(App and web page records)
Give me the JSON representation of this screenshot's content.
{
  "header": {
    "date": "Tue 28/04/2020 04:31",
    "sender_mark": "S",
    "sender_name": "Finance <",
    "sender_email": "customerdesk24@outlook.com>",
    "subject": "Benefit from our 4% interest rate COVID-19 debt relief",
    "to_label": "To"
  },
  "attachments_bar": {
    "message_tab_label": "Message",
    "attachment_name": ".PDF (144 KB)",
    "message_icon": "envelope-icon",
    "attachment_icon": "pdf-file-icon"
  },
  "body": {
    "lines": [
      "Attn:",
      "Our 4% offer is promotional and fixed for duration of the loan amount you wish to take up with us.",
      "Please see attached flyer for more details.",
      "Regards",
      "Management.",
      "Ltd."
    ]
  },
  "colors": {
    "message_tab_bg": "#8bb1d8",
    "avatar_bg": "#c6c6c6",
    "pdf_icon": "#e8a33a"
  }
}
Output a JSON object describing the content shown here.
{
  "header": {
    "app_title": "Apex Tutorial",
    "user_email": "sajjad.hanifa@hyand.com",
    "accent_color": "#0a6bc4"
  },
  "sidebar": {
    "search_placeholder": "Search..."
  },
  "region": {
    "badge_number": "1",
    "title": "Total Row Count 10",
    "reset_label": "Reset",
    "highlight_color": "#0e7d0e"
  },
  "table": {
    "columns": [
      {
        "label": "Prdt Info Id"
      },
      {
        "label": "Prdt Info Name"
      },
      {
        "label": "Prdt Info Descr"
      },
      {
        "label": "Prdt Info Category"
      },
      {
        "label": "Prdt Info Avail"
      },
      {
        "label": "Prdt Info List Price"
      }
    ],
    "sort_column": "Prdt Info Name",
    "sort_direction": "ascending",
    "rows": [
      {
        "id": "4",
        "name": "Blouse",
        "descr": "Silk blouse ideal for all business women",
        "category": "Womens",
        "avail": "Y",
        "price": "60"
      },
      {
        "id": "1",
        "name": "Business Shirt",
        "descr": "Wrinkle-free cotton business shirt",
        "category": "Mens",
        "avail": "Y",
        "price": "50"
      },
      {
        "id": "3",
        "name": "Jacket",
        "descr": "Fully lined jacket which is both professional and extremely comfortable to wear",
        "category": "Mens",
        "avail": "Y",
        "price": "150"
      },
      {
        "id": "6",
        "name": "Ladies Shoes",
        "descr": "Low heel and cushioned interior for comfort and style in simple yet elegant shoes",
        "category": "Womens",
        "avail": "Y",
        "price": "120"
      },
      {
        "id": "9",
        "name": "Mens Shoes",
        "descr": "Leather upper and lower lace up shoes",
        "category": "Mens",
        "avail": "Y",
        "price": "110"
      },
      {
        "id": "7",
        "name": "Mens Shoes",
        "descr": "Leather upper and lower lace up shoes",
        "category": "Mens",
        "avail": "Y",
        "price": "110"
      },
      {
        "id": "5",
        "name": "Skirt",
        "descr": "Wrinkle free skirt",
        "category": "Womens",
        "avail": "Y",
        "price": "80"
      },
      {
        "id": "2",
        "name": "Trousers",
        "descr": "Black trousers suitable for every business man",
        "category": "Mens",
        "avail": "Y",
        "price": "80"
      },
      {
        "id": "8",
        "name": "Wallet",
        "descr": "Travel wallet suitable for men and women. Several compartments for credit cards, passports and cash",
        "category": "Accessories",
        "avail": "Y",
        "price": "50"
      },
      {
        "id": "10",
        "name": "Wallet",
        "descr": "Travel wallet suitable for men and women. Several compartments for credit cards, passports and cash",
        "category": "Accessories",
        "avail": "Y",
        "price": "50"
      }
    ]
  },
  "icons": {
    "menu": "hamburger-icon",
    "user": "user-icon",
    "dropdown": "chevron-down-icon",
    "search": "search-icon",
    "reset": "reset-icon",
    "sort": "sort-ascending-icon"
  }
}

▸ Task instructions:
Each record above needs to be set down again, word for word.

▸ Task response:
Give me the JSON representation of this screenshot's content.
{
  "header": {
    "date": "Tue 28/04/2020 04:31",
    "sender_mark": "S",
    "sender_name": "Finance <",
    "sender_email": "customerdesk24@outlook.com>",
    "subject": "Benefit from our 4% interest rate COVID-19 debt relief",
    "to_label": "To"
  },
  "attachments_bar": {
    "message_tab_label": "Message",
    "attachment_name": ".PDF (144 KB)",
    "message_icon": "envelope-icon",
    "attachment_icon": "pdf-file-icon"
  },
  "body": {
    "lines": [
      "Attn:",
      "Our 4% offer is promotional and fixed for duration of the loan amount you wish to take up with us.",
      "Please see attached flyer for more details.",
      "Regards",
      "Management.",
      "Ltd."
    ]
  },
  "colors": {
    "message_tab_bg": "#8bb1d8",
    "avatar_bg": "#c6c6c6",
    "pdf_icon": "#e8a33a"
  }
}
Output a JSON object describing the content shown here.
{
  "header": {
    "app_title": "Apex Tutorial",
    "user_email": "sajjad.hanifa@hyand.com",
    "accent_color": "#0a6bc4"
  },
  "sidebar": {
    "search_placeholder": "Search..."
  },
  "region": {
    "badge_number": "1",
    "title": "Total Row Count 10",
    "reset_label": "Reset",
    "highlight_color": "#0e7d0e"
  },
  "table": {
    "columns": [
      {
        "label": "Prdt Info Id"
      },
      {
        "label": "Prdt Info Name"
      },
      {
        "label": "Prdt Info Descr"
      },
      {
        "label": "Prdt Info Category"
      },
      {
        "label": "Prdt Info Avail"
      },
      {
        "label": "Prdt Info List Price"
      }
    ],
    "sort_column": "Prdt Info Name",
    "sort_direction": "ascending",
    "rows": [
      {
        "id": "4",
        "name": "Blouse",
        "descr": "Silk blouse ideal for all business women",
        "category": "Womens",
        "avail": "Y",
        "price": "60"
      },
      {
        "id": "1",
        "name": "Business Shirt",
        "descr": "Wrinkle-free cotton business shirt",
        "category": "Mens",
        "avail": "Y",
        "price": "50"
      },
      {
        "id": "3",
        "name": "Jacket",
        "descr": "Fully lined jacket which is both professional and extremely comfortable to wear",
        "category": "Mens",
        "avail": "Y",
        "price": "150"
      },
      {
        "id": "6",
        "name": "Ladies Shoes",
        "descr": "Low heel and cushioned interior for comfort and style in simple yet elegant shoes",
        "category": "Womens",
        "avail": "Y",
        "price": "120"
      },
      {
        "id": "9",
        "name": "Mens Shoes",
        "descr": "Leather upper and lower lace up shoes",
        "category": "Mens",
        "avail": "Y",
        "price": "110"
      },
      {
        "id": "7",
        "name": "Mens Shoes",
        "descr": "Leather upper and lower lace up shoes",
        "category": "Mens",
        "avail": "Y",
        "price": "110"
      },
      {
        "id": "5",
        "name": "Skirt",
        "descr": "Wrinkle free skirt",
        "category": "Womens",
        "avail": "Y",
        "price": "80"
      },
      {
        "id": "2",
        "name": "Trousers",
        "descr": "Black trousers suitable for every business man",
        "category": "Mens",
        "avail": "Y",
        "price": "80"
      },
      {
        "id": "8",
        "name": "Wallet",
        "descr": "Travel wallet suitable for men and women. Several compartments for credit cards, passports and cash",
        "category": "Accessories",
        "avail": "Y",
        "price": "50"
      },
      {
        "id": "10",
        "name": "Wallet",
        "descr": "Travel wallet suitable for men and women. Several compartments for credit cards, passports and cash",
        "category": "Accessories",
        "avail": "Y",
        "price": "50"
      }
    ]
  },
  "icons": {
    "menu": "hamburger-icon",
    "user": "user-icon",
    "dropdown": "chevron-down-icon",
    "search": "search-icon",
    "reset": "reset-icon",
    "sort": "sort-ascending-icon"
  }
}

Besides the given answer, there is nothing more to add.